Judge refuses to allow defendant to plead while wearing burka
A judge has refused to allow a Muslim woman to enter a plea in court until she removed her burka, claiming he could not confirm the woman’s identity without seeing her face.
The 21-year-old woman from Hackney in east London, who is accused of witness intimidation, had refused to take off the full-length veil and reveal her face at Blackfriars Crown Court, the Judicial Office confirmed.
Judge Peter Murphy said there was a risk that a different person could pretend to be the defendant in the dock, and argued that the principle of open justice was more important than the woman’s religious beliefs.
He also refused a request from the woman’s barrister for a female police officer or prison guard to confirm that she was the same person as in police arrest pictures.
The judge reportedly told the woman: “I can’t, as a circuit judge, accept a plea from a person whose identity I am unable to ascertain.”
A Judicial Office spokeswoman said: “There was an issue with the judge asking to confirm the identity of the woman and he has adjourned the case until September 12, when he may hear legal argument about the issue.”
The defendant is alleged to have intimidated a witness in Finsbury Park, north London, in June.
Official guidelines were issued to judges in 2009 suggesting a “range of different possible approaches” to the matter of women wearing a burka or niqab in court, but stating that “the interests of justice remain paramount”.
The guidelines state: “For a witness or defendant a sensitive request to remove a veil, with no sense of obligation or pressure, may be appropriate, but careful thought must be given to such a request.

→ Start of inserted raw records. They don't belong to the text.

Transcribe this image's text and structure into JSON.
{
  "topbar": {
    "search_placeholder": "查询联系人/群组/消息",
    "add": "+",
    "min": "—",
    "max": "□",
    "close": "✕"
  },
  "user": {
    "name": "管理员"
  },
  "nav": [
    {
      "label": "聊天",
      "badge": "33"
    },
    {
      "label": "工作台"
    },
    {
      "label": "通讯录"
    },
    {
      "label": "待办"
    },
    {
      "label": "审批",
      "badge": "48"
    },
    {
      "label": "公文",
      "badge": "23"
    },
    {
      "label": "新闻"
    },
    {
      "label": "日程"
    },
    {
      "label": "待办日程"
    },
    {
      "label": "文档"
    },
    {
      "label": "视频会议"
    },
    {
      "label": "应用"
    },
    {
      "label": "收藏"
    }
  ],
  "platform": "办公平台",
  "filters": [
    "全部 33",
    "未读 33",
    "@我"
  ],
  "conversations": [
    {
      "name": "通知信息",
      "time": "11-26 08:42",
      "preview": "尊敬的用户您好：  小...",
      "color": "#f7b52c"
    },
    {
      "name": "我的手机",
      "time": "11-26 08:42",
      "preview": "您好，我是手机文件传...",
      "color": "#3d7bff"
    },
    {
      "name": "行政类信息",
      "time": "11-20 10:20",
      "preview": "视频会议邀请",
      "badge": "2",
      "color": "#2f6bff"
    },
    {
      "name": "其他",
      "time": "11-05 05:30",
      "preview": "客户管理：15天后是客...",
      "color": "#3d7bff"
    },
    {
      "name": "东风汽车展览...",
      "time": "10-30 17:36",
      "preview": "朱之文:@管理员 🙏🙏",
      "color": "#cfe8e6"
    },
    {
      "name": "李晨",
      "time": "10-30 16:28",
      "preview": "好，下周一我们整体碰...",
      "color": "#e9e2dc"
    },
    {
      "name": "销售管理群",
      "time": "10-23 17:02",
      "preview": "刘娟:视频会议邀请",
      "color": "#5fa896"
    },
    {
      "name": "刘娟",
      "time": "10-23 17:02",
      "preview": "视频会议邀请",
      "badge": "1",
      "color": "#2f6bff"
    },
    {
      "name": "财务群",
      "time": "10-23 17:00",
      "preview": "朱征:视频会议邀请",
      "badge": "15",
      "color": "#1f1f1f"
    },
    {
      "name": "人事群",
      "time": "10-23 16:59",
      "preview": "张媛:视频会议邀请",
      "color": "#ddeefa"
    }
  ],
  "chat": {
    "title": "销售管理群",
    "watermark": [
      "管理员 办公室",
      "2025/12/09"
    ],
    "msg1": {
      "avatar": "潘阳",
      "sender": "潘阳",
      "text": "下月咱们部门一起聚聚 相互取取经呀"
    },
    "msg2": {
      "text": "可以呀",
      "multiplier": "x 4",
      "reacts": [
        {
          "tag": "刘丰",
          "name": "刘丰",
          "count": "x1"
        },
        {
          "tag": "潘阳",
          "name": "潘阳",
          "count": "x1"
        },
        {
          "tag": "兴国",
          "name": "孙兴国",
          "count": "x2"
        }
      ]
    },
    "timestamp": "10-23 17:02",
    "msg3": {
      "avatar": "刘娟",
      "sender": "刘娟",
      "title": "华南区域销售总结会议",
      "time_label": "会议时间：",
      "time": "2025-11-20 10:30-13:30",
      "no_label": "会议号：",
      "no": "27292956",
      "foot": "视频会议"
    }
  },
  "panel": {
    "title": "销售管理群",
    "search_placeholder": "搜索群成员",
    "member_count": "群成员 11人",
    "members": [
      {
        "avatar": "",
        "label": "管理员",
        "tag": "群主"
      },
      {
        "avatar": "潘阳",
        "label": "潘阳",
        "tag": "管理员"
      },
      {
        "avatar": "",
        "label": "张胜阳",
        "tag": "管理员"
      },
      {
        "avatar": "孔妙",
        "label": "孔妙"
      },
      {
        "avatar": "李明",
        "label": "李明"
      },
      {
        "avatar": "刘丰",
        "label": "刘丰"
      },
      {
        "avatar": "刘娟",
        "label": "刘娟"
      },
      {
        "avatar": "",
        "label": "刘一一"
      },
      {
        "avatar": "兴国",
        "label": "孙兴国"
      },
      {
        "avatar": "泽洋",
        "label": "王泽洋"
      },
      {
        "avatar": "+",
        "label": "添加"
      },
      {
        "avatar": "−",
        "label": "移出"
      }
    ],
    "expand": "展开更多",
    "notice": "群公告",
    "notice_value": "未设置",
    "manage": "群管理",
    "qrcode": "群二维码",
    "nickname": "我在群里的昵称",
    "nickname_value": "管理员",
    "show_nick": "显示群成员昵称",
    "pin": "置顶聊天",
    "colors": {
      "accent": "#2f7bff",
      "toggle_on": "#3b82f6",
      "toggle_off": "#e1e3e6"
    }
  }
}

“The very fact of appearing in a court or tribunal will be quite traumatic for many, and additional pressure may well have an adverse impact on the quality of evidence given.”
While there is no ban on Islamic dress in public places in the UK, schools have been allowed to forge their own dress codes after a 2007 directive which followed several high-profile court cases.
The controversial garment has been the subject of an attempted ban within Parliament, however, with Tory MPs listing “ban the burka” as a proposed Private Members Bill earlier this year, alongside bringing back the death penalty and abolishing the position of Deputy Prime Minister.
The UK Independence Party, which argues that the burka is a sign of an “increasingly divided Britain”, has long supported a public ban, claiming the religious veils pose a potential security risk.
Ukip became the first British party to call for a total ban in January 2010. Both France and Belgium have banned the full-face veil from public places.
The food poverty scandal that shames Britain: Nearly 1m people rely on handouts to eat – and benefit reforms may be to blame
US Navy christens huge $3 billion destroyer ship USS Zumwalt that appears as a fishing boat on enemy radar
Scottish independence: It is the English who should be on their knees, begging the Scots to vote ‘No’
Nigel Farage fatigue? Half of voters ‘immune’ to Ukip’s appeal
Nigel Farage: I’m taking on the status quo, and the Establishment’s fighting back
Refugee facing deportation from Sweden saved by fellow passengers refusing to let plane leave
- 1 Are you turning into your dad? The top ten signs you've embraced dad-ism revealed as survey says 38 is age men turn into their father
- 2 Overheard in Waitrose: documenting the chatter in 'Britain's poshest supermarket'
- 3 Video of British Muslims dancing to Pharrell Williams's hit Happy attacked as 'sinful'
- 4 24 people applied for the 'world's toughest job', here are their interviews
- 5 Grace Dent on TV: Game of Thrones has jumped the shark